- Opening Delimiter -
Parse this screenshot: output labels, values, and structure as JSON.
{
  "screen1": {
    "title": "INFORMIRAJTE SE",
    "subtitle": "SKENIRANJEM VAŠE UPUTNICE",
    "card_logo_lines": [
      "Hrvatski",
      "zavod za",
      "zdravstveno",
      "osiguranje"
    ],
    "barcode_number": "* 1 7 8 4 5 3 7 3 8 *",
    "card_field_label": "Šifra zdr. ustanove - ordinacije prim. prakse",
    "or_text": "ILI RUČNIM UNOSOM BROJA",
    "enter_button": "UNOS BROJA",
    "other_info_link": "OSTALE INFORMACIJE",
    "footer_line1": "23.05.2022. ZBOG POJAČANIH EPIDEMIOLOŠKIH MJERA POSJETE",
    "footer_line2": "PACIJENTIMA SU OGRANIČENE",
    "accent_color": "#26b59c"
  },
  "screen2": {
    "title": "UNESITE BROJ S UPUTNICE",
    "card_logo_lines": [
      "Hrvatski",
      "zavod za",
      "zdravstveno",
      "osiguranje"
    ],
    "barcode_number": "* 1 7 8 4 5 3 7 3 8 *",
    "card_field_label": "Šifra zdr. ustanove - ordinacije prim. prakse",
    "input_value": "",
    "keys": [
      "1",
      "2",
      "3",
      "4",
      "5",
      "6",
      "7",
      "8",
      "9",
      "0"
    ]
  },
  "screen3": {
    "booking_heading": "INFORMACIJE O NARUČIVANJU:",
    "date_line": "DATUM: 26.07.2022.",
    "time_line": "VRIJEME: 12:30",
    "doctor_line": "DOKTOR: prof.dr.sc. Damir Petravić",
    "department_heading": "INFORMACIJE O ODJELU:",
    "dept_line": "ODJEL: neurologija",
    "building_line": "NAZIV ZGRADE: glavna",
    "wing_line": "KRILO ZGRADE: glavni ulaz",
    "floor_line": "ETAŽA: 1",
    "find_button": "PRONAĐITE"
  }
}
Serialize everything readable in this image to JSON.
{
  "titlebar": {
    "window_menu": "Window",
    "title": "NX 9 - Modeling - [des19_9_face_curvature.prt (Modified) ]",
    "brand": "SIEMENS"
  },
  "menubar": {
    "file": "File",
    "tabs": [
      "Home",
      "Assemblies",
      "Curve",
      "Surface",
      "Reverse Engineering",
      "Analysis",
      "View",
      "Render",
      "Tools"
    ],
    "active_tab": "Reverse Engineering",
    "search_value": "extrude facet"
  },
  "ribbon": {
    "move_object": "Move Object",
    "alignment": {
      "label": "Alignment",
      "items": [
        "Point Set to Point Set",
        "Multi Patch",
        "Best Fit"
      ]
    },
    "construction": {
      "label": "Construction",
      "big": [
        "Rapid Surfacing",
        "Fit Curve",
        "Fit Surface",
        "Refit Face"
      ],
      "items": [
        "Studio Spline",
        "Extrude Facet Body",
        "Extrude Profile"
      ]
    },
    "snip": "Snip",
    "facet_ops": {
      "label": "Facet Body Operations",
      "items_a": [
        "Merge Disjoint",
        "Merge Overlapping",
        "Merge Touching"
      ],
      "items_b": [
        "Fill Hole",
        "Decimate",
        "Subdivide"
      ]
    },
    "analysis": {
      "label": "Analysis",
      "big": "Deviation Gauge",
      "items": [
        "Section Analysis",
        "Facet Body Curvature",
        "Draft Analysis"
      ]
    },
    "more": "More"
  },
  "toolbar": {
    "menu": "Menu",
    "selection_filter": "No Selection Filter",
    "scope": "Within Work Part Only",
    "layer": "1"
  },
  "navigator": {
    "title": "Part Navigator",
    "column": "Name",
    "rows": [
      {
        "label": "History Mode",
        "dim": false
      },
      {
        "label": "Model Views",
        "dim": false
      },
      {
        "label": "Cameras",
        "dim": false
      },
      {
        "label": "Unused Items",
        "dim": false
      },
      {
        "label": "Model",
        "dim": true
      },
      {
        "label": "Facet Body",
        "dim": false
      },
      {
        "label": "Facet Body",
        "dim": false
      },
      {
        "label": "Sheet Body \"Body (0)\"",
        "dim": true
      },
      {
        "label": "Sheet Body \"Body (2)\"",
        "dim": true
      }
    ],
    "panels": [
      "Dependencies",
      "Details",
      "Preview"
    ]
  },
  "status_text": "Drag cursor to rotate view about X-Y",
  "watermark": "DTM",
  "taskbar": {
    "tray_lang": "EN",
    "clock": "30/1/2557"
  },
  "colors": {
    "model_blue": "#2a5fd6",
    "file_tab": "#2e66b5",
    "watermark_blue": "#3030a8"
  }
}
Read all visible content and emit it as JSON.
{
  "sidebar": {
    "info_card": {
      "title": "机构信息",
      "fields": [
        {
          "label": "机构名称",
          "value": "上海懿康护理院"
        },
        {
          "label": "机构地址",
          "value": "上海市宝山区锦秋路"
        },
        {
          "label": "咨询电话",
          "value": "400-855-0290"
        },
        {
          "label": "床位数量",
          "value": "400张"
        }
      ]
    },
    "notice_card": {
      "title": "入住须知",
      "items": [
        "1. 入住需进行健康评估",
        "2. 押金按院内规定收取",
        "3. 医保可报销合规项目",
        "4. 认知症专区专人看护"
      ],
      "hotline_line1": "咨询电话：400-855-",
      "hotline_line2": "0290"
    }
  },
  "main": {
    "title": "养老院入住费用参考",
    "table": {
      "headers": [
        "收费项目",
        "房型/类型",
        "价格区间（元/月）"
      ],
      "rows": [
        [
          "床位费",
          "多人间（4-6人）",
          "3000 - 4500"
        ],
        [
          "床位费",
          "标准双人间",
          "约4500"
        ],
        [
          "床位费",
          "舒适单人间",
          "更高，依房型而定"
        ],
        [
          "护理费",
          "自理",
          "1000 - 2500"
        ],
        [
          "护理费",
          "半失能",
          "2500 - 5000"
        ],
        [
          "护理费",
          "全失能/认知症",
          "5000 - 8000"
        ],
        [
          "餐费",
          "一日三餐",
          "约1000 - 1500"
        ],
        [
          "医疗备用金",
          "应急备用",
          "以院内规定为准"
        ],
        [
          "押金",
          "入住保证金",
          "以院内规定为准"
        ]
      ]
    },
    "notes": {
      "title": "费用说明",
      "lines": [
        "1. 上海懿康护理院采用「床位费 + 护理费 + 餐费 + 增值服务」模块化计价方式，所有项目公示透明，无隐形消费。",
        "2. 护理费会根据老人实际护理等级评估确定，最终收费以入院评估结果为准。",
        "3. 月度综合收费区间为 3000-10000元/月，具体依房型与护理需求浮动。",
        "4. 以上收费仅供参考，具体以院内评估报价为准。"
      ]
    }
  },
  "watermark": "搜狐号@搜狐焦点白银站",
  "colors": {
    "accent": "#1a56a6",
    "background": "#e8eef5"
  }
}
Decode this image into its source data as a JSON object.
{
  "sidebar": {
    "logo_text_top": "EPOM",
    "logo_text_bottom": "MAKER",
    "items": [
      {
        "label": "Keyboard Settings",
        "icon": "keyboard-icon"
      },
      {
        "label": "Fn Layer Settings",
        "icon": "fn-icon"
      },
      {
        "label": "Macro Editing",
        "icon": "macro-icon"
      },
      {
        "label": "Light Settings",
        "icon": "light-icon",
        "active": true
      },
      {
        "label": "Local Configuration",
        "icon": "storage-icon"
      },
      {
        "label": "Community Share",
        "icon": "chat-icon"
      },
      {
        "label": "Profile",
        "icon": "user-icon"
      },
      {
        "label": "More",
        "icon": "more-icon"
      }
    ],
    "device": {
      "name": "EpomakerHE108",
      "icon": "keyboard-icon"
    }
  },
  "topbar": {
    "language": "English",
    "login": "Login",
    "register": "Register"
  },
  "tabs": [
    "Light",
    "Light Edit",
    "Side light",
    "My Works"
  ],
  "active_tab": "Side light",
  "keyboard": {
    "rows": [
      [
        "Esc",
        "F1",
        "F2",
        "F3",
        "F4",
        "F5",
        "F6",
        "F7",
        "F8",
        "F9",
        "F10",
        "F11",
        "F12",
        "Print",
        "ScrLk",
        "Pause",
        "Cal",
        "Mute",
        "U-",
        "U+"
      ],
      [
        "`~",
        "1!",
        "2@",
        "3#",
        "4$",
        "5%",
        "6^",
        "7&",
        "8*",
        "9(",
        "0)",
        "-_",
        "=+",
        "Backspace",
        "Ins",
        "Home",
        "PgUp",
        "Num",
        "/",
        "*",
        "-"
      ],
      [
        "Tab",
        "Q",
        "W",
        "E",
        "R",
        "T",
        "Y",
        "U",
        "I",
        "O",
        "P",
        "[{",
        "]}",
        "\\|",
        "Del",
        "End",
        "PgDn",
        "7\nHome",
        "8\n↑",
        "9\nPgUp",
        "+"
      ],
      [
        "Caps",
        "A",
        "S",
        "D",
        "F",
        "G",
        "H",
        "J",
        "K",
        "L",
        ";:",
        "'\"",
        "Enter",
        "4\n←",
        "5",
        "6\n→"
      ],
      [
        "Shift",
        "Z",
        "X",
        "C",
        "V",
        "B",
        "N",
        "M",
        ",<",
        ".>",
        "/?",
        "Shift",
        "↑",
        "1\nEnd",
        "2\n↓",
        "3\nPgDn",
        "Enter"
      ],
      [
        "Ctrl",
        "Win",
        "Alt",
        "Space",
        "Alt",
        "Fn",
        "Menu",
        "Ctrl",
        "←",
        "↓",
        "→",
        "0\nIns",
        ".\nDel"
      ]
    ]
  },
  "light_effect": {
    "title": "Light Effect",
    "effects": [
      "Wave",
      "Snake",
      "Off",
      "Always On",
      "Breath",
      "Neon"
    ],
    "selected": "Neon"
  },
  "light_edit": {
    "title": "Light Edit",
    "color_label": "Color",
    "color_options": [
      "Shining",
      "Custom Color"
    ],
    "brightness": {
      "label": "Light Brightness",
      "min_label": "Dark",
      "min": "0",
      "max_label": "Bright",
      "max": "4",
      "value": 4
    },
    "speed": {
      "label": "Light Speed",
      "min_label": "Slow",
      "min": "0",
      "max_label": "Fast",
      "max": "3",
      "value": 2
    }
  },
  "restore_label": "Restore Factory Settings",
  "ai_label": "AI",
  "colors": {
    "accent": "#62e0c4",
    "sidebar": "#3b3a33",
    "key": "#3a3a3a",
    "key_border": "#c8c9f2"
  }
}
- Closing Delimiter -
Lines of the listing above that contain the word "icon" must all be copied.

SOLVED PROBLEM:
        "icon": "keyboard-icon"
        "icon": "fn-icon"
        "icon": "macro-icon"
        "icon": "light-icon",
        "icon": "storage-icon"
        "icon": "chat-icon"
        "icon": "user-icon"
        "icon": "more-icon"
      "icon": "keyboard-icon"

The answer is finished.